But when he spoke to the men, his voice toughened up a bit. I found out later that his Latin name was “Chameleon Vox”. I had no idea that is was part of his defense mechanisms. He was truly an interesting creature.
30 people were finally picked for a jury right before lunch time and that included the lady seated next to me. After she loosened up and spoke to me, I found out that she also wanted to be chosen for a jury. We were probably the only 2 there who actually wanted and felt honored to serve in a civic capacity. I wished her luck and they shuffled out to Courtroom 3-A.
After lunch, I switched to the other jurors waiting room where 2 televisions blared with afternoon entertainment… World’s Scariest Police Chases and some talk show with a blonde haired pretty boy. I think his name was “Greg”.
The chairs in that room were more comfortable and I snagged one of the couches in the back.
I had to get away from one particular guy who reported for duty wearing a blue plaid shirt, a pair of shorts, and sandals.
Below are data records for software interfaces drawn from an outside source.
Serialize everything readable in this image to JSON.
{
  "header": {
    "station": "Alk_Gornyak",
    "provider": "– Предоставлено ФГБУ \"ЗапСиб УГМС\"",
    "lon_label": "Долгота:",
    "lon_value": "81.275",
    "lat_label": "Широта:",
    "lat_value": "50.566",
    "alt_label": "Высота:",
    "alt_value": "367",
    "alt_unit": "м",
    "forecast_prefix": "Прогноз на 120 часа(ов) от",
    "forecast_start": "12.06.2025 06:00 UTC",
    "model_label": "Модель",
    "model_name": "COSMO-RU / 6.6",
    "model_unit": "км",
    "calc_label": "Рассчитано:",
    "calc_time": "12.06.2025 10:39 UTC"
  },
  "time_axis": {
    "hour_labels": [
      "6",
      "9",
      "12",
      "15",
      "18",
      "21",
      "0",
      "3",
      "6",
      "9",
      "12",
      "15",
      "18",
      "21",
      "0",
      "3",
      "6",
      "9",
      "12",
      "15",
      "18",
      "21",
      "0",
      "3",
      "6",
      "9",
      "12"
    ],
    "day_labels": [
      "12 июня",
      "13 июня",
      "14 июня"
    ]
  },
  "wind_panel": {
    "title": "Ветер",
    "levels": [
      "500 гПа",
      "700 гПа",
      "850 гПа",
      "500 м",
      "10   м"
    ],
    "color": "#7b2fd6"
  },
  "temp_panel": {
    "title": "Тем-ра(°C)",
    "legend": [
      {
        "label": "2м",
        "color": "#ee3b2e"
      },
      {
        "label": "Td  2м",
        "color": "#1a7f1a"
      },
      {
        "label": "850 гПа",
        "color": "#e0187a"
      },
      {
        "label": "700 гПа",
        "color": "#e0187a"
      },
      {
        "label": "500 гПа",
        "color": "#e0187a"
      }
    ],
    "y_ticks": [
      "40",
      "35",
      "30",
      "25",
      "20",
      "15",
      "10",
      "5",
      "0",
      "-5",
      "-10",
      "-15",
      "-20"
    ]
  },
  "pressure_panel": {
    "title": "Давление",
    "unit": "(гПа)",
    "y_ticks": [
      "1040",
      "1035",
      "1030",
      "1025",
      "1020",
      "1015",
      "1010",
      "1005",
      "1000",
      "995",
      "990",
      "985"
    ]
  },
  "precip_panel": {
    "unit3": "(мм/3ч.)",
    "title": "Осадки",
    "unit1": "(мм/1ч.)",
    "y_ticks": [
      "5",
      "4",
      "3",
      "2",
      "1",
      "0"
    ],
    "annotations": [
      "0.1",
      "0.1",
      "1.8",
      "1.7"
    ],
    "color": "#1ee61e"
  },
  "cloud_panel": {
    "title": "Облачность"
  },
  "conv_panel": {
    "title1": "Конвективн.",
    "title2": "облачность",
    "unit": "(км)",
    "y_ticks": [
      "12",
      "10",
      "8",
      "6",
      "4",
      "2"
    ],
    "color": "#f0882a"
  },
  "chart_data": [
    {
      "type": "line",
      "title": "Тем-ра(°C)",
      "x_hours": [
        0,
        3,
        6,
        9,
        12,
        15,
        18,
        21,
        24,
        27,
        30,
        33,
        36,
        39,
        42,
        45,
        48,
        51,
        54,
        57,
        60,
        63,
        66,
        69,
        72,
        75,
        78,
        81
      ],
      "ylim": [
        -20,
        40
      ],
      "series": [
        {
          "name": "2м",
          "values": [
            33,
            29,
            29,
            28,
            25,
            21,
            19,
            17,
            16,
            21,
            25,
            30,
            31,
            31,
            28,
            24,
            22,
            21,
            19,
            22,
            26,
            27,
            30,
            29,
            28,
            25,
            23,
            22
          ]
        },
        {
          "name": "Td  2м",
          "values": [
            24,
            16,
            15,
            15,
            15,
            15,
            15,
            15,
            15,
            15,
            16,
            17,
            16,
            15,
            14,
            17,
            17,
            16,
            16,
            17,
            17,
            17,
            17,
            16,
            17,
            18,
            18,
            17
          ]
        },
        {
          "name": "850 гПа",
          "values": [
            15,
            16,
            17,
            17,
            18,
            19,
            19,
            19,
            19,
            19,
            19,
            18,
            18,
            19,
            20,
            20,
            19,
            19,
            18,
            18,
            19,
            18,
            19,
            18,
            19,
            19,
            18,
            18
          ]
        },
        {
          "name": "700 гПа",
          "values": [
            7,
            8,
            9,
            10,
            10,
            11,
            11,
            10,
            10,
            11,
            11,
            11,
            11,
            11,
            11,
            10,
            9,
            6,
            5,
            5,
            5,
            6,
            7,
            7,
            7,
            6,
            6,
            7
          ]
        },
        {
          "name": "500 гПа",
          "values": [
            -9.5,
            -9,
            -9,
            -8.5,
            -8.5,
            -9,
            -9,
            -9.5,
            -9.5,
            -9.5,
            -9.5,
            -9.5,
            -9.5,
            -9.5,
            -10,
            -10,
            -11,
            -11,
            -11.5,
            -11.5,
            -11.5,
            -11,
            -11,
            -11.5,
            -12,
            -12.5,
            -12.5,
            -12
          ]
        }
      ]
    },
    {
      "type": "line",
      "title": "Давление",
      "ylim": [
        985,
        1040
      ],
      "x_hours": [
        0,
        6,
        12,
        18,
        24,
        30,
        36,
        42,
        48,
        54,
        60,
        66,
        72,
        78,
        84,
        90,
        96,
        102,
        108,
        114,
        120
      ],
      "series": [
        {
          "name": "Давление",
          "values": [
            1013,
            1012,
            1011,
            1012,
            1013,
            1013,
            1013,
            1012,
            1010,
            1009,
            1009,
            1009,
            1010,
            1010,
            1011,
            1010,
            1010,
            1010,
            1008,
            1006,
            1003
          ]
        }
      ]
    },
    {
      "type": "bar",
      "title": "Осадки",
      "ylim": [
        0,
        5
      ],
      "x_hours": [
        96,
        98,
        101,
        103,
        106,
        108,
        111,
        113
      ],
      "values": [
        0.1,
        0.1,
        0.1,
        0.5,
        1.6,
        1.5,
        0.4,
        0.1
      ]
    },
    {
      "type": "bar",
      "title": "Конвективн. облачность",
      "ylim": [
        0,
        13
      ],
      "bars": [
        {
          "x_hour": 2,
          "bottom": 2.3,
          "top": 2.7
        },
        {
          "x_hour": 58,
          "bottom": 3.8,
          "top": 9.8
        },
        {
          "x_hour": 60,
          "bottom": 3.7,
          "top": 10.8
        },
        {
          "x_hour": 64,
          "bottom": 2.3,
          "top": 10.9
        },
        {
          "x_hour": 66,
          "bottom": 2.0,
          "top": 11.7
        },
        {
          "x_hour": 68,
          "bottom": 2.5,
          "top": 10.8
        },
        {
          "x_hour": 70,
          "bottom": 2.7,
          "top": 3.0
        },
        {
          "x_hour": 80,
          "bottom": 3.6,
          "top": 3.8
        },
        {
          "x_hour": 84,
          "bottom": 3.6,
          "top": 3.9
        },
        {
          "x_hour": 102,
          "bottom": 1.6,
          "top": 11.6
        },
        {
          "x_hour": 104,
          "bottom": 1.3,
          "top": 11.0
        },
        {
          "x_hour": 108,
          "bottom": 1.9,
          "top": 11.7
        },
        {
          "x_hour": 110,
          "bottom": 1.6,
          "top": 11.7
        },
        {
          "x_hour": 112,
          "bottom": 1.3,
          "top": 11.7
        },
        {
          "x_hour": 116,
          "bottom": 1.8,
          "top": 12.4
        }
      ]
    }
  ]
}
Yeah! The doucheketeer was wearing sandals! One joker even showed up in a T-shirt and stained basketball warm-up pants.
Does no one respect the calling anymore?
One of the jurors laying on the couch in back of the room had a great idea… Sleeping. I put my book aside, laid down, and shut my eyes. Just as I could feel the Sandman taking hold, it was time for another round of “Lets See Who’s On The Last Jury”.
My name was called out third and we were told to report to Courtroom 3-B.
We sat and sat until the judge came out. He sat down and shuffled through papers. He moved his computer mouse around and tapped on his keyboard. Nothing was happening. Then two well dressed lawyer types walked up to the other lawyer types that were seated at the prosecution’s table. They chatted. The bailiffs stared at walls. The only noise came from outside the courtroom. Absolutely nothing was going on. I leaned over to the woman next to me and said… “New this fall on NBC… Law & Order: Bored Silly.”
She didn’t even crack a smile.
After 10 minutes of nothing… The judge addressed us and explained that the defendant took the plea bargain and our services weren’t going to be needed in that courtroom. Since he had a prepared speech that he doles out for every jury, he decided that he’ll give it to us anyways… It was a quick history lesson on the Magna Carte.
Then he told us that we could stick around and watch the sentencing portion of the program. I left thinking that since it was the last trial of the day, soon we could be excused.
Those of us who left reported back to the jury room and the lady running the joint told us that it wouldn’t take long to be dismissed for the day. We waited and waited for about 30 minutes until she tracked down someone who would get back to her. Then it was another 10 minutes until that person gave her the “release” orders. We all ran out of there like we had heard gunfire.
I really don’t know what I’m going to do with the money I made yesterday. It’s only $12, but I feel that I should continue the tradition of ‘Bonfire’. Maybe I will go purchase an AC/DC CD with Bon Scott that I don’t have…
You know… It’s the only one that I don’t have with Bon Scott as the lead singer. Perhaps this will break the cycle and I’ll never have to serve again.
But wait… I don’t have this one either.
I’d better pick them both up.